A Palm Beach Gardens man was found guilty Wednesday of stealing a rare 17th-century gold bar from a Key West museum.
A jury convicted Jarred Alexander Goldman on one count each of theft of a major artwork and of conspiracy to commit an offense against the United States. The trial was held in Key West before Judge Jose E. Martinez.
A co-defendant in the case, Richard Steven Johnson of Northern California, pleaded guilty to the same charges in April.
Goldman faces up to 15 years in prison. He will be allowed to remain free on bond until a sentencing hearing.
Federal prosecutors said that on or about Aug. 18, 2010, the men drove to Key West from West Palm Beach to steal the gold bar from the Mel Fisher Maritime Museum.
Goldman was the lookout while Johnson removed the bar from its display case, authorities said.
The 74.85-ounce gold bar is valued at $550,000, according a 2015 report in the Florida Keys Keynoter newspaper.
It had been on display at the museum for more than 20 years.

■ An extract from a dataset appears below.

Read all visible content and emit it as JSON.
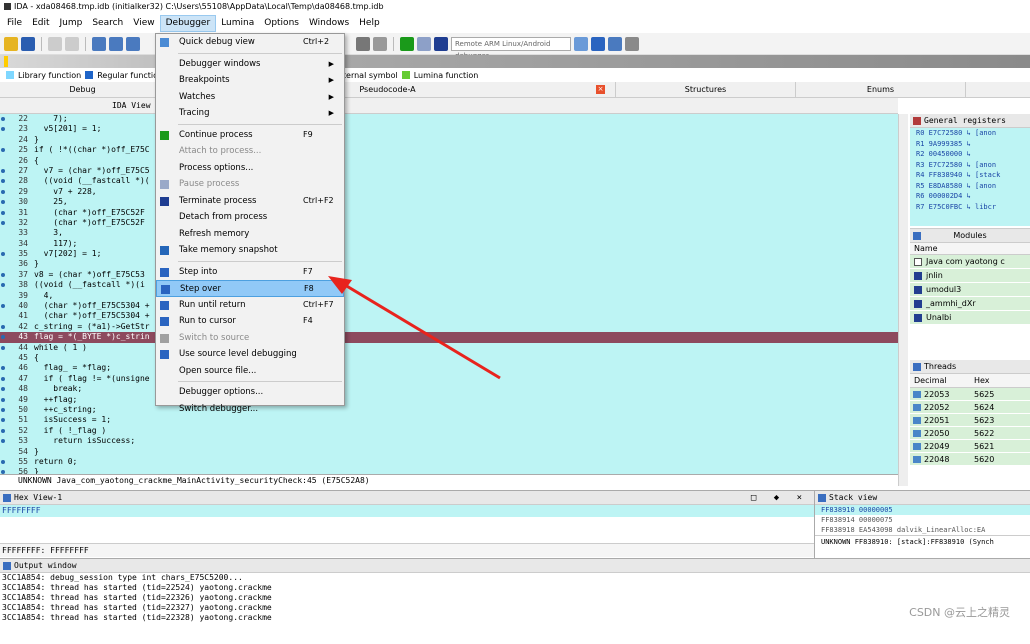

It was in a case designed to let people to touch it and pick it up, but not remove it, the Keynoter reported.
The FBI recovered a sliver of the bar in April, according to the Miami Herald.

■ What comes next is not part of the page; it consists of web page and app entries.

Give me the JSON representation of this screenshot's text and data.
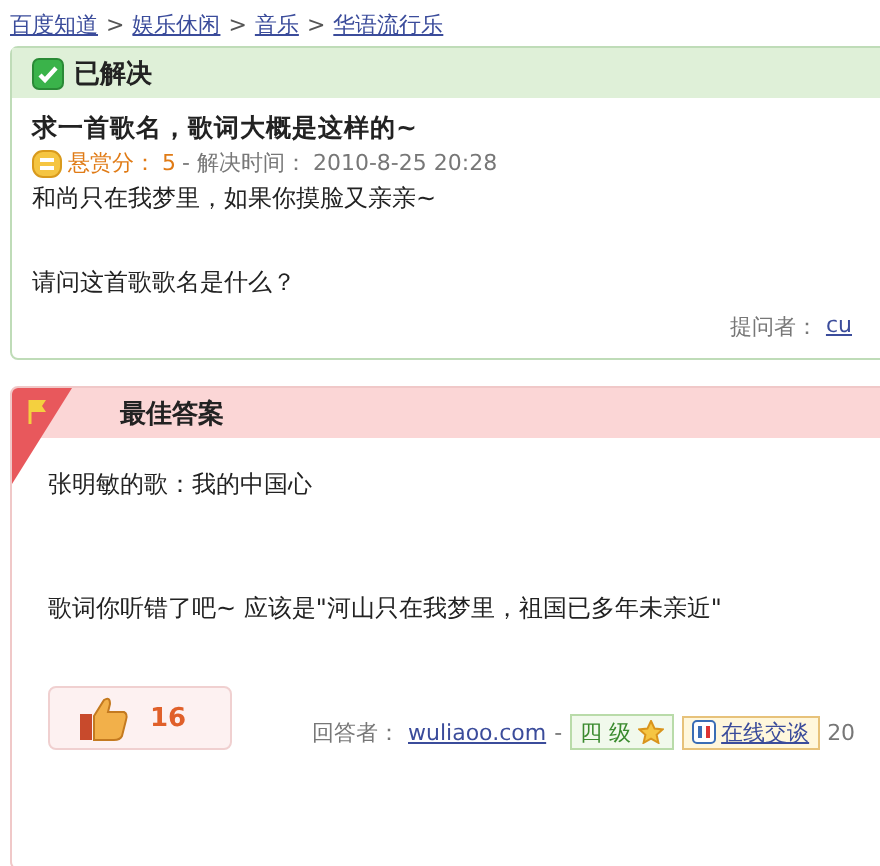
{
  "breadcrumb": [
    {
      "label": "百度知道"
    },
    {
      "label": "娱乐休闲"
    },
    {
      "label": "音乐"
    },
    {
      "label": "华语流行乐"
    }
  ],
  "breadcrumb_separator": ">",
  "question": {
    "status": "已解决",
    "resolved": true,
    "title": "求一首歌名，歌词大概是这样的~",
    "reward_label": "悬赏分：",
    "reward": "5",
    "time_label": "- 解决时间：",
    "time": "2010-8-25 20:28",
    "paragraphs": [
      "和尚只在我梦里，如果你摸脸又亲亲~",
      "请问这首歌歌名是什么？"
    ],
    "asker_label": "提问者：",
    "asker": "cu"
  },
  "answer": {
    "heading": "最佳答案",
    "paragraphs": [
      "张明敏的歌：我的中国心",
      "歌词你听错了吧~  应该是\"河山只在我梦里，祖国已多年未亲近\""
    ],
    "likes": "16",
    "answerer_label": "回答者：",
    "answerer": "wuliaoo.com",
    "separator": "-",
    "level": "四 级",
    "chat": "在线交谈",
    "date": "20"
  }
}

It initially was recovered from the Santa Margarita shipwreck in 1980 by Fisher, a treasure hunter who died in 1998, and his crew. The Santa Margarita was among a fleet of Spanish ships that sank off the Florida Keys in 1622 after getting caught in a hurricane, according to the museum’s website.